Melissa Hrdlicka toured four seminaries/divinity schools before settling on LSTC, a school she didn’t visit until she arrived as a student four years ago.
“LSTC was the best choice for me,” she says confidently. It’s a wonderful place. The first time I was on campus was when I moved in.” She says she was swayed by what she saw on LSTC’s website—the public church curriculum and how the school “is engaged with what is happening in the world—not keeping to itself.”
Proving that a timely email response is no small thing, she also credits Matt James (then director of admissions), who quickly responded to all her questions.
Hrdlicka is currently finishing her fourth-year internship at Common Ground Recovery Community in Reading, Pa., a mission development start that began 11 years ago but is still considered young, she said. This spiritual community explores the “common ground” beneath the 12- step program and Christian faith. Its “very cool” worship includes 12-step readings, scripture, confession and forgiveness, and open sharing. “It’s a wonderful blend of both the 12-step and Christian communities,” she says.
Common Ground also includes a ministry with those experiencing housing and food insecurity—clothing, winter wear, toiletries and food.
Asked about her highs and lows at LSTC as she nears graduation, she says “the community” as a high without skipping a beat. She remembers the early years with fondness—especially the close proximity to others also living on campus: “I babysat for the Wickwares who lived above me, and loved walking down the street and seeing Dr. Wagner with her dog… I also have great memories of our flag football team and all the people who showed up for our games.”
The low is that half of her seminary years have been lived during the pandemic: “I missed seeing people, seeing them in the hallway and having [traditional hall] recess together, hanging out with people. We all struggled with technology and it was so hard to hold discussions in the Zoom room when you couldn’t see people’s body language.”
Her list of influential classes and professors is lengthy.
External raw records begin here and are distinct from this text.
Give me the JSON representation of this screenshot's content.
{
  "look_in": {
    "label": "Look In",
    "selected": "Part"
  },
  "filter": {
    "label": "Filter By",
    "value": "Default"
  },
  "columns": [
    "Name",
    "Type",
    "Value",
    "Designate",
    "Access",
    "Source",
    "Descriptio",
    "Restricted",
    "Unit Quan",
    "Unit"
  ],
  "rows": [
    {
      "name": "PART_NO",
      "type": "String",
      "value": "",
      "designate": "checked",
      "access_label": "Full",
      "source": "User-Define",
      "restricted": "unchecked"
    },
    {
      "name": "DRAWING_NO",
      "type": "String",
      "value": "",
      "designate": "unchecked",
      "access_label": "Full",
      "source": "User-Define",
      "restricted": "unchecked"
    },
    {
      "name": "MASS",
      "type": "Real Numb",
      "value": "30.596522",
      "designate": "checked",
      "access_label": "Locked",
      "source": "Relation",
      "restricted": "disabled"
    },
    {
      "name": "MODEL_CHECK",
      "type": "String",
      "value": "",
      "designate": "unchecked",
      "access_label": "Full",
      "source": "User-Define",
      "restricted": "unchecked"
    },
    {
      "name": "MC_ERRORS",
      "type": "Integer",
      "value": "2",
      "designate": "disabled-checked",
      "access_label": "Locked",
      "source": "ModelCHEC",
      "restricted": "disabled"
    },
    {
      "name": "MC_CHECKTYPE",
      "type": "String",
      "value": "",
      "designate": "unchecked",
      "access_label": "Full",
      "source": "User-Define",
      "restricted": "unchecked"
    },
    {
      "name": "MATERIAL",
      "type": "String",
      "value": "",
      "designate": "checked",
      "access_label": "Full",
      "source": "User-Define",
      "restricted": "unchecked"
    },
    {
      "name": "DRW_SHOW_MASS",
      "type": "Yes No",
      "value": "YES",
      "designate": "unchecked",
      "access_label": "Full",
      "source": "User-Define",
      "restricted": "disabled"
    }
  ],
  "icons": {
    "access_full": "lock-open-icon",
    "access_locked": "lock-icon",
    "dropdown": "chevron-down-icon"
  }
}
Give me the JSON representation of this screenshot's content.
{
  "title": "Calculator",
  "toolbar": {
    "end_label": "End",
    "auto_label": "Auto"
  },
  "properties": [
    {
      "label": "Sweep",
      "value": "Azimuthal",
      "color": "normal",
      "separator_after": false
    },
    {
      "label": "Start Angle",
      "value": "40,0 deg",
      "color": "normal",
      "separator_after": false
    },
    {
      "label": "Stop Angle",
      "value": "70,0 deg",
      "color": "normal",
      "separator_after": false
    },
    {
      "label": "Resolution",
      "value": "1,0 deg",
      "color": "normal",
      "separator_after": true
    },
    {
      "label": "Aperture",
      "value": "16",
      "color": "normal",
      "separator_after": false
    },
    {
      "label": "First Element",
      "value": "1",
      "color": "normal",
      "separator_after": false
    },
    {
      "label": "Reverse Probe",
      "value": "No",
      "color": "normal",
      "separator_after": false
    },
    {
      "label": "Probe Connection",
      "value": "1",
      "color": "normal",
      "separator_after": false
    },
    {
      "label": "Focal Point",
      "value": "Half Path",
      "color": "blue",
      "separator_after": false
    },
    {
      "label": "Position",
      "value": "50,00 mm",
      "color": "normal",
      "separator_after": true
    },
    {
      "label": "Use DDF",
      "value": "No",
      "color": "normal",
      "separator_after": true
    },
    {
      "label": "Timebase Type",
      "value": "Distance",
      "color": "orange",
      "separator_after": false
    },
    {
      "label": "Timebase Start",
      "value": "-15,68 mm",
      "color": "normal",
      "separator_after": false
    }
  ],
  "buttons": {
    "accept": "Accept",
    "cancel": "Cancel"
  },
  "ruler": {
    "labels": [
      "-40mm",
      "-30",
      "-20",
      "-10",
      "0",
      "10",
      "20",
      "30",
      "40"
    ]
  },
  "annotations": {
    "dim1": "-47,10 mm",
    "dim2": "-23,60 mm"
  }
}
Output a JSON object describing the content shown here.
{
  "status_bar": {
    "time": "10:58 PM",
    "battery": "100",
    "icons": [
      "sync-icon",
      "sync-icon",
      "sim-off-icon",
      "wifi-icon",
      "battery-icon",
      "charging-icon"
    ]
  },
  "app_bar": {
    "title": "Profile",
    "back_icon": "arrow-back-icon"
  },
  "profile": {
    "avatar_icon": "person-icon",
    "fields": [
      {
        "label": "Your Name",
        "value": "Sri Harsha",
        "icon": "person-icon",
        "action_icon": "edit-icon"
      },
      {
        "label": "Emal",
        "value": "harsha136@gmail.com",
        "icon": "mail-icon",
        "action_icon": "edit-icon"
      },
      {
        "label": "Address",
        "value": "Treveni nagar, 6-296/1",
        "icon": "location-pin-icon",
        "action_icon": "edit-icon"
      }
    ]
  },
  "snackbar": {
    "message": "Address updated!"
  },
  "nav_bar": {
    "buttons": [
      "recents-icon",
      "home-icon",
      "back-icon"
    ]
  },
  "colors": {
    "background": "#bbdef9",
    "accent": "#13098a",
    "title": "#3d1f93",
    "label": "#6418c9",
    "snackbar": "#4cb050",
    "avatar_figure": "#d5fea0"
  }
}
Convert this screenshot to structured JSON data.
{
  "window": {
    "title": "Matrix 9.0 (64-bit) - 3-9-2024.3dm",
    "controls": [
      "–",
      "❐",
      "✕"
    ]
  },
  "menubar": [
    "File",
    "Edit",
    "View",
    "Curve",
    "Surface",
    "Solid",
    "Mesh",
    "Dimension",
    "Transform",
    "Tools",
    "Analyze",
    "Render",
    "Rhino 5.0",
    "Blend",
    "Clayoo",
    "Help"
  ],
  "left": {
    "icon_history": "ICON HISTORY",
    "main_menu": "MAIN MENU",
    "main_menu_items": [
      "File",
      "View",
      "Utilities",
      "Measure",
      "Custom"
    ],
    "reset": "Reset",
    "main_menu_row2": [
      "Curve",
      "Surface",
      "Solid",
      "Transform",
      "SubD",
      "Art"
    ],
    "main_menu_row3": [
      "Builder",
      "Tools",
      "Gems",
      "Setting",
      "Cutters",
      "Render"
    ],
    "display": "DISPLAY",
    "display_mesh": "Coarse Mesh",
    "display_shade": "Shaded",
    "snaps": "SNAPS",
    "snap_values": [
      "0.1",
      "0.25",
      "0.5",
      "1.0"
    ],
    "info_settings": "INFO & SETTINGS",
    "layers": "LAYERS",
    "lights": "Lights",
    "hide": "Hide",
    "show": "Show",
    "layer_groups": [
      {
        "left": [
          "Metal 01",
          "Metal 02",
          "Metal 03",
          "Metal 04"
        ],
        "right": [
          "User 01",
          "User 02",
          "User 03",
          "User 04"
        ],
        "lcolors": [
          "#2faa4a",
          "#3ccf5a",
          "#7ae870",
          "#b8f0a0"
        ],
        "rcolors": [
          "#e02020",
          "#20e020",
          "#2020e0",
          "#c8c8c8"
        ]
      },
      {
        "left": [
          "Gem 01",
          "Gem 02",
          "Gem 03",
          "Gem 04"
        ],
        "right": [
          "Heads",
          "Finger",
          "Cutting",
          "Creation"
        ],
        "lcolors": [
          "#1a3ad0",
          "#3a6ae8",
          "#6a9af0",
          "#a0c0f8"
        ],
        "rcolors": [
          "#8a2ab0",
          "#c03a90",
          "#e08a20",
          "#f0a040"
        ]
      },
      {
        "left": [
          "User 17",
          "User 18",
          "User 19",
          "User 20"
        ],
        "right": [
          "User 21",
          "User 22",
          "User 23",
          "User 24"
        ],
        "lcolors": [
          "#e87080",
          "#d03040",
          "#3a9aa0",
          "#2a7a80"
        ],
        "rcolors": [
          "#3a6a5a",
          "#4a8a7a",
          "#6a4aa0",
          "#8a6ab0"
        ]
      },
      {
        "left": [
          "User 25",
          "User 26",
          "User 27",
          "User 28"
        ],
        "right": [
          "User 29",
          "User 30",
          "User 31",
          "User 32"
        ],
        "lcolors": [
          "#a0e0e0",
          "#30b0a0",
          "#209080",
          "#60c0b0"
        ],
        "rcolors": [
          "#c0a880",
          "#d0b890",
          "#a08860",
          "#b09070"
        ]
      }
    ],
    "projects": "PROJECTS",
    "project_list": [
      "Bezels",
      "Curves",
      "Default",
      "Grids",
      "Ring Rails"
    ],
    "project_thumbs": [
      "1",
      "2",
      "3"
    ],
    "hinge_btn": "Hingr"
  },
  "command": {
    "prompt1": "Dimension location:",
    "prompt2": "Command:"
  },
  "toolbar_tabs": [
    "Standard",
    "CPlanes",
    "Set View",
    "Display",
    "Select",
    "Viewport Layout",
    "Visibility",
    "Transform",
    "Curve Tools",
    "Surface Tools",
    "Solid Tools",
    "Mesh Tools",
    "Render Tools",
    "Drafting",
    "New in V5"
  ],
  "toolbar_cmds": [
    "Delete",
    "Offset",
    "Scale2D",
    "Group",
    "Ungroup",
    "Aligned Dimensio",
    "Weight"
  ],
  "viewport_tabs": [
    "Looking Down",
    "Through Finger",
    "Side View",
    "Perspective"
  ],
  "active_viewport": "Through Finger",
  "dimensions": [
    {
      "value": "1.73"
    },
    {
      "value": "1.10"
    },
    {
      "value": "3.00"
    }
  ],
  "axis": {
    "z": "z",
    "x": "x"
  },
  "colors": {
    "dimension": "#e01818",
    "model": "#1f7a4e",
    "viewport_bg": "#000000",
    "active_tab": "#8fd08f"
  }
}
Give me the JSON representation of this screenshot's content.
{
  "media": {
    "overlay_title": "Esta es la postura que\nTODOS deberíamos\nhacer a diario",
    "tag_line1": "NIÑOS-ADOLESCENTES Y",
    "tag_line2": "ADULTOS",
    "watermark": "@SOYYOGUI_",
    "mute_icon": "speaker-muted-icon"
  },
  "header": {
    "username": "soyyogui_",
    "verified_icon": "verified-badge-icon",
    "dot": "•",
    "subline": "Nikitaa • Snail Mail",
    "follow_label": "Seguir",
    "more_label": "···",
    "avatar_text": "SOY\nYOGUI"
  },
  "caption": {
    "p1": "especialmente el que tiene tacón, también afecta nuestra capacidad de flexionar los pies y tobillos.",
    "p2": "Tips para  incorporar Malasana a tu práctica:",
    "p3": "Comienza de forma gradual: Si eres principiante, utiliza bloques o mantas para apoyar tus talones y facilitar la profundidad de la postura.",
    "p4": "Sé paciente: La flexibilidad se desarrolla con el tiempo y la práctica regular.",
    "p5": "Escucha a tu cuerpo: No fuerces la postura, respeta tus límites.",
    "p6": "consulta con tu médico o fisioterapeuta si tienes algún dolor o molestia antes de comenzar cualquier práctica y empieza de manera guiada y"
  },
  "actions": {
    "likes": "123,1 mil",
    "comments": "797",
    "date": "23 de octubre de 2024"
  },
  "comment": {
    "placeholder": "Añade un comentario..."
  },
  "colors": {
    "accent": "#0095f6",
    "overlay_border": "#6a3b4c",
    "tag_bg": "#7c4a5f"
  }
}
So, in short: “Professors at LSTC are phenomenal.”
But she did highlight how Brooke Petersen’s pastoral care and mental illness class “is super helpful to the ministry I do now… How to accommodate in worship space, in pastoral care. I saved all my readings from that class.”
Also her preaching class with Kimberly Wagner. “Especially preaching in trauma. I took that class as the pandemic was starting, adding [pandemic] trauma into our learning and how it was impacting our lives.”
Marvin Wickware Jr.’s class on racial reconciliation is also helpful for her current ministry: “The community I live in now is deeply segregated. Half my time is spent in a wealthy, white suburb and the other half is in the poor [section of the] city that is very racially diverse, largely Hispanic and African-American. These communities are two miles apart and I’m right in the middle.”
She also appreciated Barbara Rossing’s classes, among others, adding, “I’m just a big nerd when it comes to the Bible classes.”
Hrdlicka said her internship lay committee told her she was “almost perfectly prepared” for her time there. “I fully agreed with them,” she said with her usual humor.
A Wisconsin native (and Packers fan), Melissa feels pulled back to the Midwest for her pastoral ministry ahead. “As I meet more and more clergy, I’m excited to be their colleague and work alongside them… I miss the snow and Great Lakes. I want to end up back there. I’ve learned a lot about mission development starts, and I’m not sure I’m there yet, but I think that’s the way the church is going and this [internship] has prepared me for the future.”
Original article published in the Winter/Spring 2022 Epistle Magazine; written by Julie SevigView all stories